When I see a tweet starting with (insert name) Obama/Scott/Nelson/Trump/Hillary is an idiot/moron/jackass, I scroll past it pretty quickly.
With internet trolling at an all-time high — hate, criticism, name-calling — you might as well just skip it.
So many voices cry out to be heard online, and we need some rules of engagement to navigate the cyber-mess out there.
From my experience, ignoring those types of messages and unfollowing repeat offenders is a plus. But that’s not to say there are not a few interesting dialogues out there.
Who can forget Peter Schorsch versus Ice T?
Ice’s minions flipped out because Peter disagreed with the Iceman on his approach to holiday gift giving. I too disagree with Mr. T about his “rule.”

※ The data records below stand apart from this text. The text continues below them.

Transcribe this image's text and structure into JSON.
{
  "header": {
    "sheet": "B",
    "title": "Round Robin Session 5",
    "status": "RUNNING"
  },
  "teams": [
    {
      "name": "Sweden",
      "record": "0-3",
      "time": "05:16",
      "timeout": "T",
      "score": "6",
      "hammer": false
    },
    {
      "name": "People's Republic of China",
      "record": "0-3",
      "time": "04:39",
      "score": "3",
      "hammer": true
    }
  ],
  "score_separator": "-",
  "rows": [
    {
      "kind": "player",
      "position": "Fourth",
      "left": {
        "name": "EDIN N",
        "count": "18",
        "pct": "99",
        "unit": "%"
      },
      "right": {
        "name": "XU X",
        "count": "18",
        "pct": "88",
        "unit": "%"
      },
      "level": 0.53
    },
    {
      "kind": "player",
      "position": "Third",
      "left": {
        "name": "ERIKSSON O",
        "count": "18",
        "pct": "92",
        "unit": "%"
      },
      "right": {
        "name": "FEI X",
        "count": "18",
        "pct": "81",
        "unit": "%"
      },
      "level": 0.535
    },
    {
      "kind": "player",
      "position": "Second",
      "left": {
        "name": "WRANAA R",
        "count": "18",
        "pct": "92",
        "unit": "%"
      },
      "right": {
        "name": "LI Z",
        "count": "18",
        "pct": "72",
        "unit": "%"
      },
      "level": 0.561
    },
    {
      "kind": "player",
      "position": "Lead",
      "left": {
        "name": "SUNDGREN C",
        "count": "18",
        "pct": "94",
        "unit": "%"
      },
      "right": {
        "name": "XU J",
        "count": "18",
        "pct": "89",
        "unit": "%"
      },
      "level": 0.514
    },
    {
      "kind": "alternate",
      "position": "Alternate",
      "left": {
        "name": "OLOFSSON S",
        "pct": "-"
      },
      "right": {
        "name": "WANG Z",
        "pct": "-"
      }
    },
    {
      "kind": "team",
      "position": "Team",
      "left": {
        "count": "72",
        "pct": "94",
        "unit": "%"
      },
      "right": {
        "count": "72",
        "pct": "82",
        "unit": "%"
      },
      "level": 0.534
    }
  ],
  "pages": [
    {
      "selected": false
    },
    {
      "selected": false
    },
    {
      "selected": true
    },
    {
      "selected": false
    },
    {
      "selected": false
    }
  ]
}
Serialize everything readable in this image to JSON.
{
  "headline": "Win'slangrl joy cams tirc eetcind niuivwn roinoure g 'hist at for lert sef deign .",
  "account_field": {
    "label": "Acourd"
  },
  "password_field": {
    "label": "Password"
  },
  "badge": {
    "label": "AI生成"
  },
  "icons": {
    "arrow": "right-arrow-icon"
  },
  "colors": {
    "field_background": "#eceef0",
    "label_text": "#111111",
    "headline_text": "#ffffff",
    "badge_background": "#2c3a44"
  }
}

It’s all on Twitter if you’d like to check it out.
For those unfamiliar, it started with three simple words: “Delete your account.”
What Peter DID NOT say was “you’re an idiot.”
This is a splendid example of standing up to a digital Grinch, aka Ice T.
Gary has a troll countermeasure — ranking him as a master.
Yordon was recently confronted by a ranter via Facebook, which I captured in full for your convenience.
It’s a bit long but provides such a solid dialogue, ending on a nice note. I thought it’s worth a share.
This conversation began over a field sign vandalized by someone, who put a bumper sticker on it, which Gary shared.
I hope you enjoyed that; I certainly did.
Kudos for both parties remaining civil and (to LeRoy’s credit) it remained a PG-rated rant — no direct name-calling.
In contrast, consider the feedback I received from a recent column provided below.
I wrote an opinion column in which a reader didn’t agree with my thoughts. They preceded to call me an idiot.
Isn’t this what you are taught not to do on Day One of kindergarten? (Maybe it was Day Two … followed by drawing seagulls with the letter M and covering my hands in Elmer’s Glue — good times at First Presbyterian.)
One simple rule: If you don’t agree with someone, don’t call them names.
Returning to the story, I was also called a “fear monger,” “fake news reporter,” and they even got in the poop emoji. (I do like that GIF, though. Well done.)
I guess he (or she) felt the need to lash out at a stranger just … because?
Yes, I can handle criticism, but name-calling is bullying pure and simple. Would this unknown person bang on my office door and call me a “fear-mongering idiot” to my face?
Maybe, but unlikely.
If your cyber-manners don’t remotely mirror your real-life manners, you are doing it wrong.
This brings me to today’s message one of understanding (a little hokey, right?)
There will always be two sides (or more) to every issue. No matter how one might critique, judge, provide feedback etc., it will be absorbed by the masses and you will be classified accordingly.
Isn’t there enough anger in the world? Wouldn’t a nice dialogue — and presenting the facts — be preferable to a name-calling contest?
Online debate and name-calling can escalate quickly; if you see actual hate/stalking on the web, report it to the platform on which it occurs.
As for threats to celebrities, politicians and all of us — it needs documentation. Lawmakers recognize this as a legitimate issue and have put in place cyberbullying laws.
However, most cyberbullying measures (for now) apply only to children and students. Perhaps our government assumes adults will behave … like adults. (Go figure.)
Nevertheless, we will probably see more legislation as name-calling, stalking and general bad behavior continues and grows.
Future trolls take note; none of the above examples break the law — Ice T’s followers are not going to be reading SUNBURN, and Gary and LeRoy are probably playing in the park right now.
And the comments to my opinion piece? That’s just tacky (and anonymous, too). It’s funny how people are quick to insult someone when their real name is not in use.
Maybe one day, social media will enact a “Troll Toll?”
Is that what Danny DeVito sang about in “It’s Always Sunny in Philadelphia?”
This concludes my positive rant against ranting. Thanks for reading.
I hope all of you have an awesome, prosperous and healthy 2019.
Blake Dowling is CEO of Aegis Business Technologies. He can be reached at firstname.lastname@example.org.